In the wake of the recent shouting match, UEFA have announced that ticket distribution for the Euro 2000 finals will be modified, with a bigger proportion of tickets being spread among the national associations of the qualifying countries. No word, though, on whether they intend cutting back on the tickets passed on to sponsors and the organisers of corporate entertainment pack-ages. For France ’98 the major sponsors received over 300,000 tickets between them – nearly 15 per cent of the total – while private businesses acquired a further 230,000. Our own FA have been strangely silent on this subject too.
Yet the football authorities have been allowed to pose as the fans’ friend by making insistent claims for more tickets at every turn – regardless of the fact that their own proudly trumpeted system of ensuring tickets went only to members of the England Travel Club was massively subverted by the first-come, first-served anarchy of the famous hotline.
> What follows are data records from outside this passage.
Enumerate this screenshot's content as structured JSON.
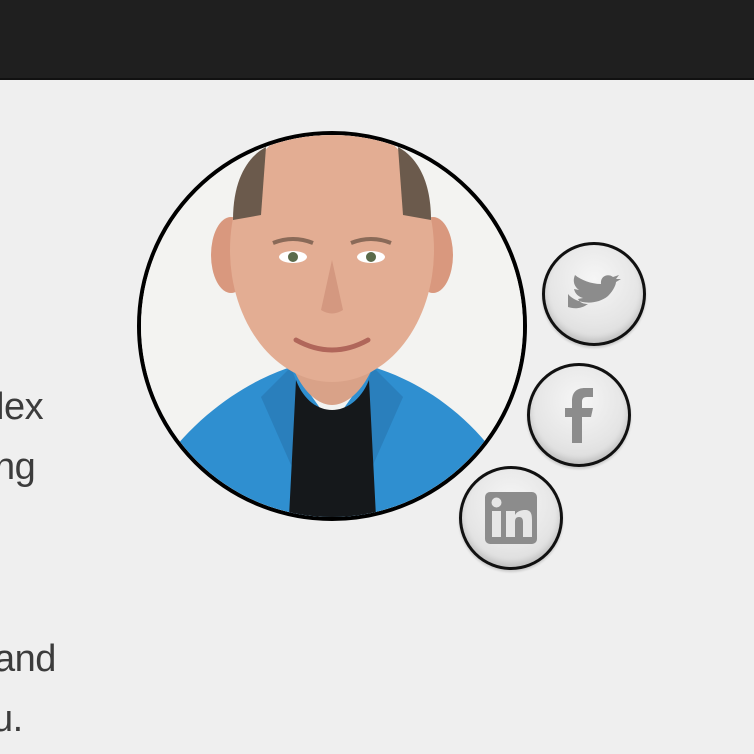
{
  "content": {
    "text_fragments": [
      "lex",
      "ng",
      "and",
      "u."
    ]
  },
  "profile": {
    "avatar_icon": "profile-photo"
  },
  "social": {
    "twitter_icon": "twitter-icon",
    "facebook_icon": "facebook-icon",
    "linkedin_icon": "linkedin-icon",
    "button_color": "#e8e8e8",
    "icon_color": "#8c8c8c"
  },
  "colors": {
    "top_bar": "#1f1f1f",
    "background": "#efefef"
  }
}
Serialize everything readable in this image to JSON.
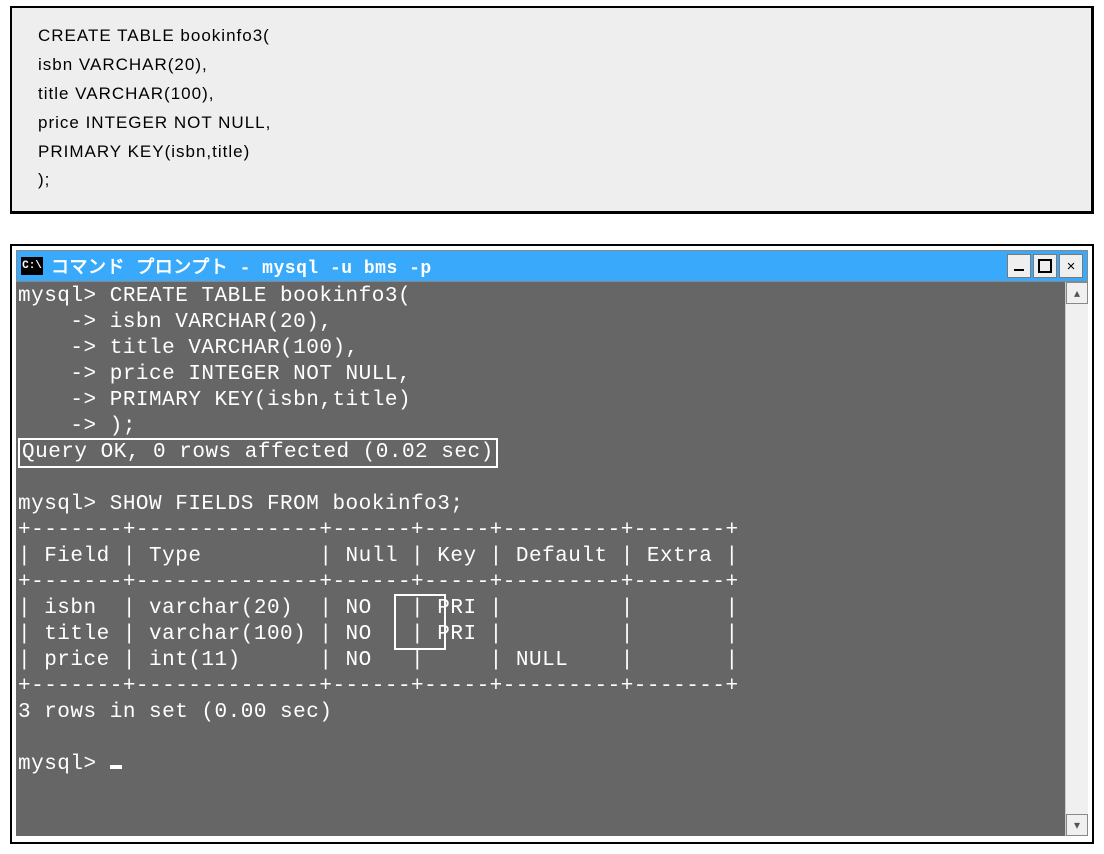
{
  "code_panel": {
    "lines": [
      "CREATE  TABLE  bookinfo3(",
      "isbn  VARCHAR(20),",
      "title  VARCHAR(100),",
      "price  INTEGER  NOT  NULL,",
      "PRIMARY  KEY(isbn,title)",
      ");"
    ]
  },
  "terminal": {
    "icon_text": "C:\\",
    "title": "コマンド プロンプト - mysql -u bms -p",
    "buttons": {
      "minimize": "_",
      "maximize": "□",
      "close": "×"
    },
    "content_lines": [
      "mysql> CREATE TABLE bookinfo3(",
      "    -> isbn VARCHAR(20),",
      "    -> title VARCHAR(100),",
      "    -> price INTEGER NOT NULL,",
      "    -> PRIMARY KEY(isbn,title)",
      "    -> );"
    ],
    "query_ok": "Query OK, 0 rows affected (0.02 sec)",
    "show_fields_cmd": "mysql> SHOW FIELDS FROM bookinfo3;",
    "table_border": "+-------+--------------+------+-----+---------+-------+",
    "table_header": "| Field | Type         | Null | Key | Default | Extra |",
    "table_rows": [
      "| isbn  | varchar(20)  | NO   | PRI |         |       |",
      "| title | varchar(100) | NO   | PRI |         |       |",
      "| price | int(11)      | NO   |     | NULL    |       |"
    ],
    "rows_in_set": "3 rows in set (0.00 sec)",
    "prompt": "mysql> "
  }
}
The legitimate concerns of fans over tickets have been effectively redirected away from the corporate freeloaders towards “the French”.
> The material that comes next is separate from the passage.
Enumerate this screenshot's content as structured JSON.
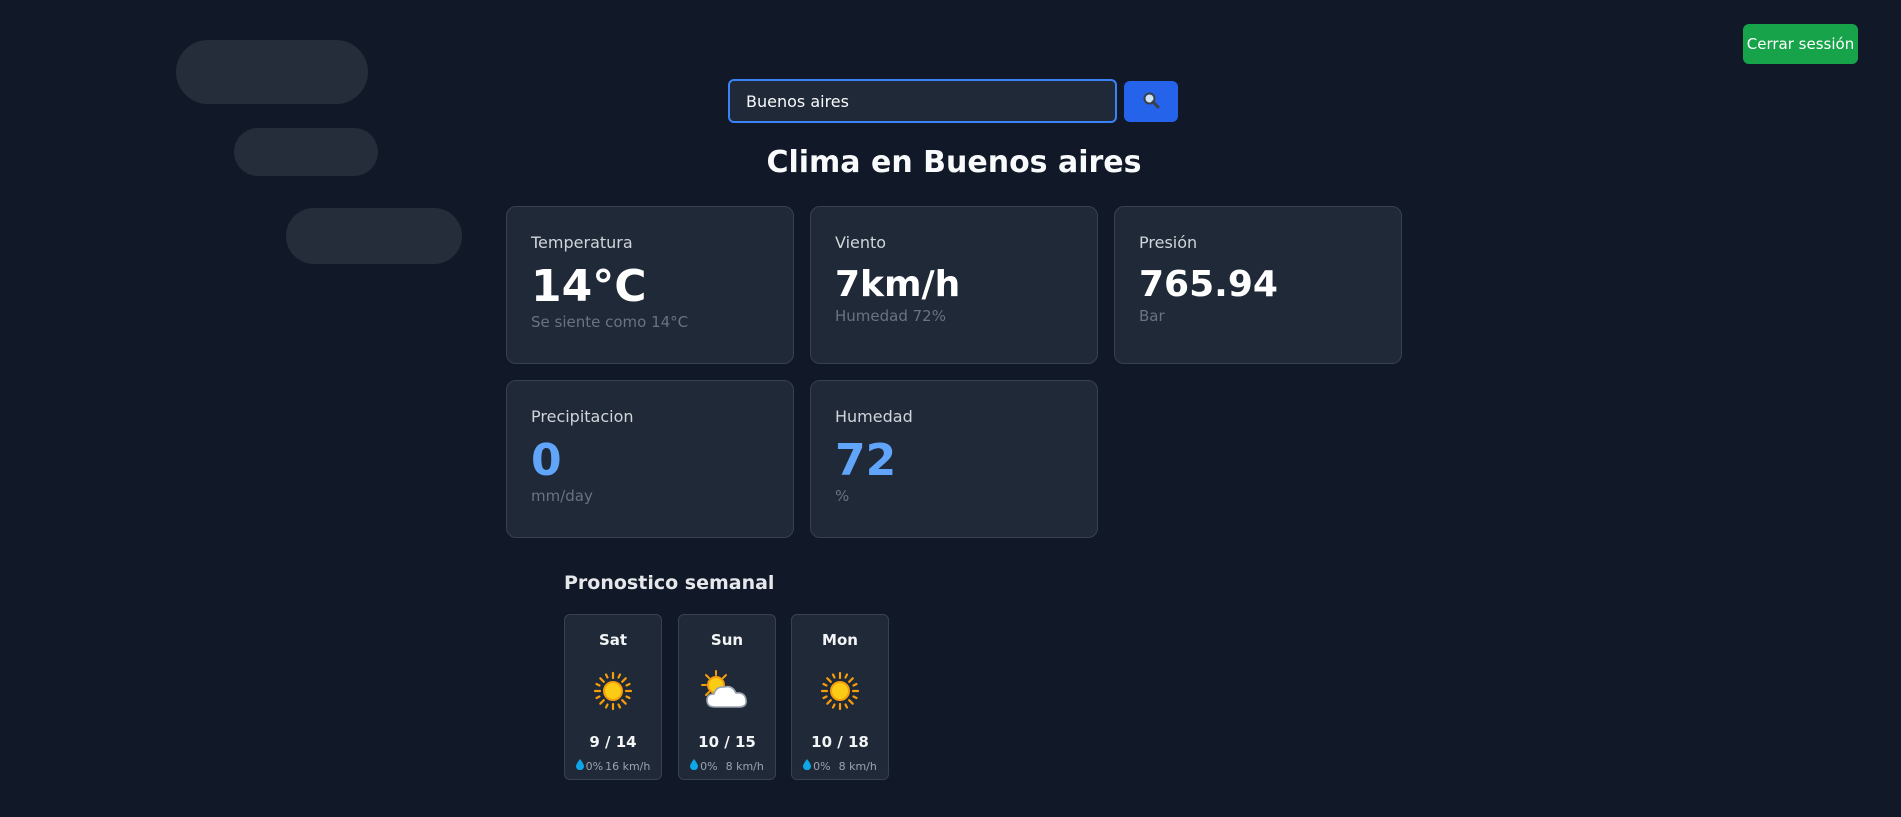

At the same time, both the FA and the government insist that fans without tickets should not travel to France, and have refused to fund the FSA fan embassies, which have proved their worth at previous tournaments. As fan organisations have wearily pointed out, all the available evidence suggests that the more England fans travel to foreign parts, the more the hardcore hooligan element is diluted and a more congenial atmosphere encouraged. The French tourist board and the various host cities which have been busily planning fan-friendly events could be excused for feeling a bit miffed that their well-meaning (and completely sensible) efforts have been so frostily rebuffed.
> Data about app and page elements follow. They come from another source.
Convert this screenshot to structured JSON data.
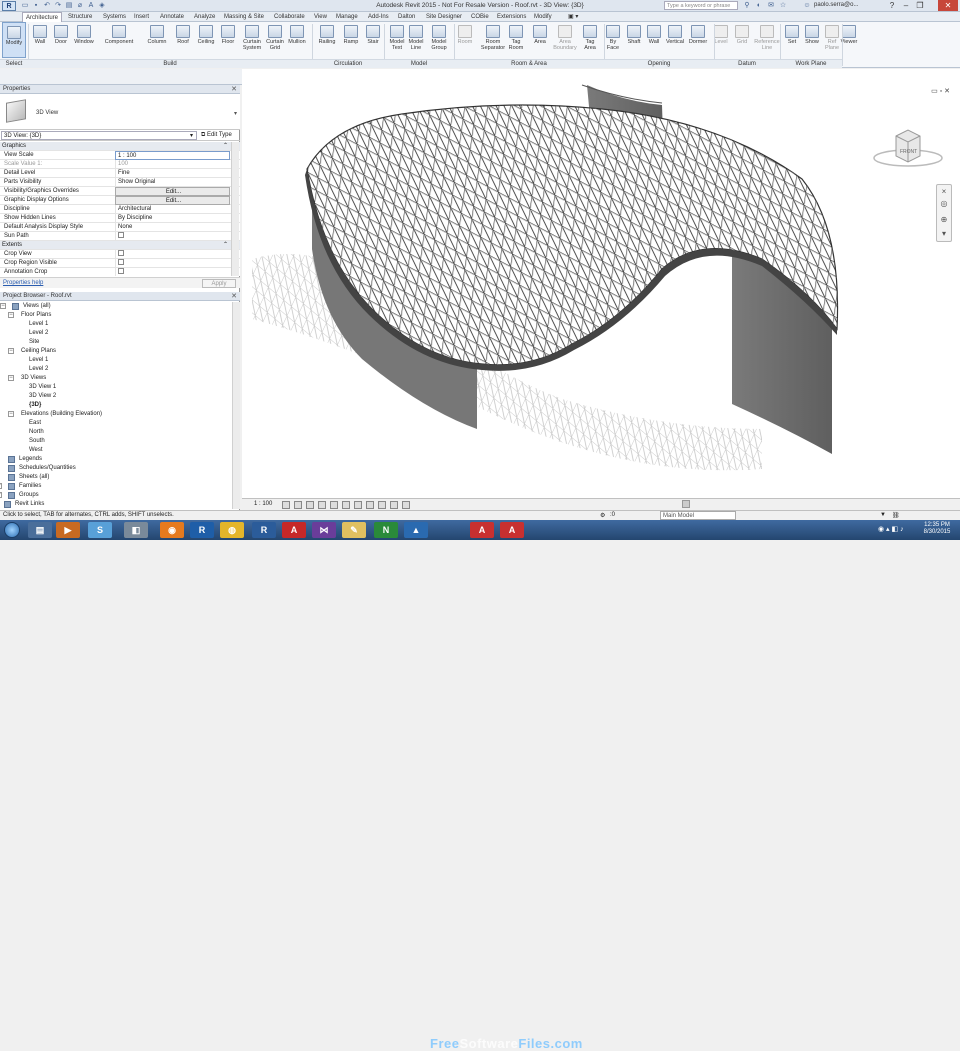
{
  "titlebar": {
    "title": "Autodesk Revit 2015  -  Not For Resale Version  -  Roof.rvt - 3D View: {3D}",
    "search_placeholder": "Type a keyword or phrase",
    "user": "paolo.serra@o...",
    "app_letter": "R"
  },
  "tabs": [
    "Architecture",
    "Structure",
    "Systems",
    "Insert",
    "Annotate",
    "Analyze",
    "Massing & Site",
    "Collaborate",
    "View",
    "Manage",
    "Add-Ins",
    "Dalton",
    "Site Designer",
    "COBie",
    "Extensions",
    "Modify"
  ],
  "ribbon": {
    "buttons": [
      {
        "label": "Modify",
        "icon": "cursor-icon"
      },
      {
        "label": "Wall",
        "icon": "wall-icon"
      },
      {
        "label": "Door",
        "icon": "door-icon"
      },
      {
        "label": "Window",
        "icon": "window-icon"
      },
      {
        "label": "Component",
        "icon": "component-icon"
      },
      {
        "label": "Column",
        "icon": "column-icon"
      },
      {
        "label": "Roof",
        "icon": "roof-icon"
      },
      {
        "label": "Ceiling",
        "icon": "ceiling-icon"
      },
      {
        "label": "Floor",
        "icon": "floor-icon"
      },
      {
        "label": "Curtain System",
        "icon": "curtain-system-icon"
      },
      {
        "label": "Curtain Grid",
        "icon": "curtain-grid-icon"
      },
      {
        "label": "Mullion",
        "icon": "mullion-icon"
      },
      {
        "label": "Railing",
        "icon": "railing-icon"
      },
      {
        "label": "Ramp",
        "icon": "ramp-icon"
      },
      {
        "label": "Stair",
        "icon": "stair-icon"
      },
      {
        "label": "Model Text",
        "icon": "model-text-icon"
      },
      {
        "label": "Model Line",
        "icon": "model-line-icon"
      },
      {
        "label": "Model Group",
        "icon": "model-group-icon"
      },
      {
        "label": "Room",
        "icon": "room-icon"
      },
      {
        "label": "Room Separator",
        "icon": "room-separator-icon"
      },
      {
        "label": "Tag Room",
        "icon": "tag-room-icon"
      },
      {
        "label": "Area",
        "icon": "area-icon"
      },
      {
        "label": "Area Boundary",
        "icon": "area-boundary-icon"
      },
      {
        "label": "Tag Area",
        "icon": "tag-area-icon"
      },
      {
        "label": "By Face",
        "icon": "by-face-icon"
      },
      {
        "label": "Shaft",
        "icon": "shaft-icon"
      },
      {
        "label": "Wall",
        "icon": "wall-opening-icon"
      },
      {
        "label": "Vertical",
        "icon": "vertical-icon"
      },
      {
        "label": "Dormer",
        "icon": "dormer-icon"
      },
      {
        "label": "Level",
        "icon": "level-icon"
      },
      {
        "label": "Grid",
        "icon": "grid-icon"
      },
      {
        "label": "Reference Line",
        "icon": "reference-line-icon"
      },
      {
        "label": "Set",
        "icon": "set-icon"
      },
      {
        "label": "Show",
        "icon": "show-icon"
      },
      {
        "label": "Ref Plane",
        "icon": "ref-plane-icon"
      },
      {
        "label": "Viewer",
        "icon": "viewer-icon"
      }
    ],
    "groups": [
      "Select",
      "Build",
      "Circulation",
      "Model",
      "Room & Area",
      "Opening",
      "Datum",
      "Work Plane"
    ]
  },
  "properties": {
    "header": "Properties",
    "type_name": "3D View",
    "view_select": "3D View: {3D}",
    "edit_type": "Edit Type",
    "rows": [
      {
        "k": "Graphics",
        "v": ""
      },
      {
        "k": "View Scale",
        "v": "1 : 100"
      },
      {
        "k": "Scale Value    1:",
        "v": "100"
      },
      {
        "k": "Detail Level",
        "v": "Fine"
      },
      {
        "k": "Parts Visibility",
        "v": "Show Original"
      },
      {
        "k": "Visibility/Graphics Overrides",
        "v": "Edit..."
      },
      {
        "k": "Graphic Display Options",
        "v": "Edit..."
      },
      {
        "k": "Discipline",
        "v": "Architectural"
      },
      {
        "k": "Show Hidden Lines",
        "v": "By Discipline"
      },
      {
        "k": "Default Analysis Display Style",
        "v": "None"
      },
      {
        "k": "Sun Path",
        "v": ""
      },
      {
        "k": "Extents",
        "v": ""
      },
      {
        "k": "Crop View",
        "v": ""
      },
      {
        "k": "Crop Region Visible",
        "v": ""
      },
      {
        "k": "Annotation Crop",
        "v": ""
      }
    ],
    "help": "Properties help",
    "apply": "Apply"
  },
  "project_browser": {
    "header": "Project Browser - Roof.rvt",
    "nodes": [
      {
        "label": "Views (all)",
        "toggle": "−"
      },
      {
        "label": "Floor Plans",
        "toggle": "−"
      },
      {
        "label": "Level 1",
        "toggle": ""
      },
      {
        "label": "Level 2",
        "toggle": ""
      },
      {
        "label": "Site",
        "toggle": ""
      },
      {
        "label": "Ceiling Plans",
        "toggle": "−"
      },
      {
        "label": "Level 1",
        "toggle": ""
      },
      {
        "label": "Level 2",
        "toggle": ""
      },
      {
        "label": "3D Views",
        "toggle": "−"
      },
      {
        "label": "3D View 1",
        "toggle": ""
      },
      {
        "label": "3D View 2",
        "toggle": ""
      },
      {
        "label": "{3D}",
        "toggle": ""
      },
      {
        "label": "Elevations (Building Elevation)",
        "toggle": "−"
      },
      {
        "label": "East",
        "toggle": ""
      },
      {
        "label": "North",
        "toggle": ""
      },
      {
        "label": "South",
        "toggle": ""
      },
      {
        "label": "West",
        "toggle": ""
      },
      {
        "label": "Legends",
        "toggle": ""
      },
      {
        "label": "Schedules/Quantities",
        "toggle": ""
      },
      {
        "label": "Sheets (all)",
        "toggle": ""
      },
      {
        "label": "Families",
        "toggle": "+"
      },
      {
        "label": "Groups",
        "toggle": "+"
      },
      {
        "label": "Revit Links",
        "toggle": ""
      }
    ]
  },
  "viewport": {
    "viewcube_face": "FRONT"
  },
  "viewbar": {
    "scale": "1 : 100"
  },
  "status": {
    "text": "Click to select, TAB for alternates, CTRL adds, SHIFT unselects.",
    "model": "Main Model",
    "zoom": ":0"
  },
  "taskbar": {
    "time": "12:35 PM",
    "date": "8/30/2015"
  },
  "watermark": {
    "part1": "Free",
    "part2": "Software",
    "part3": "Files.com"
  }
}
Whereas in past tournaments – most notably Italia ’90 – England fans have become used to being cast primarily as hooligans, the ticketing row and other pre-World Cup publicity has revealed a more complex, but not necessarily more healthy, situation this time around. Now that football is chic, everyone wants to be seen to be identifying with the fans, or at least with a certain type of fan. Hence the official stance on tickets, the unrelenting boorishness of adverts aimed at the football market (Carling’s recalls Euro 96 and “the day we stuffed the Dutch”) and the industry which has been built up around nostalgia for the violence of the past – witness the recent crop of reactionary garbage presented as football fiction by major publishers.
The worst-case scenario is that many ticketless England fans will heed the FA’s advice not to travel, but many more will not, and among those will be those most likely to cause trouble. If they fail to secure tickets (or perhaps if England simply do badly), it’s all too easy to imagine antagonism towards their French hosts, so carelessly vilified by authorities and media alike, turning into real violence.
English-French enmity in soundbites from politicians is one thing, but something entirely different if it comes to French riot police and England fans squaring up. “The day we stuffed the CRS” may not have quite the same appeal to Carling’s marketing executives. Which way the politicians jump then will be intriguing. Will it be David Mellor renewing his diatribes against incompetent foreigners? Or will it be Jack Straw urging the deportation of anyone in France wearing an England shirt but unable to produce a ticket to the next match?
The boys are waiting. And it promises to make grisly viewing.
From WSC 136 June 1998. What was happening this month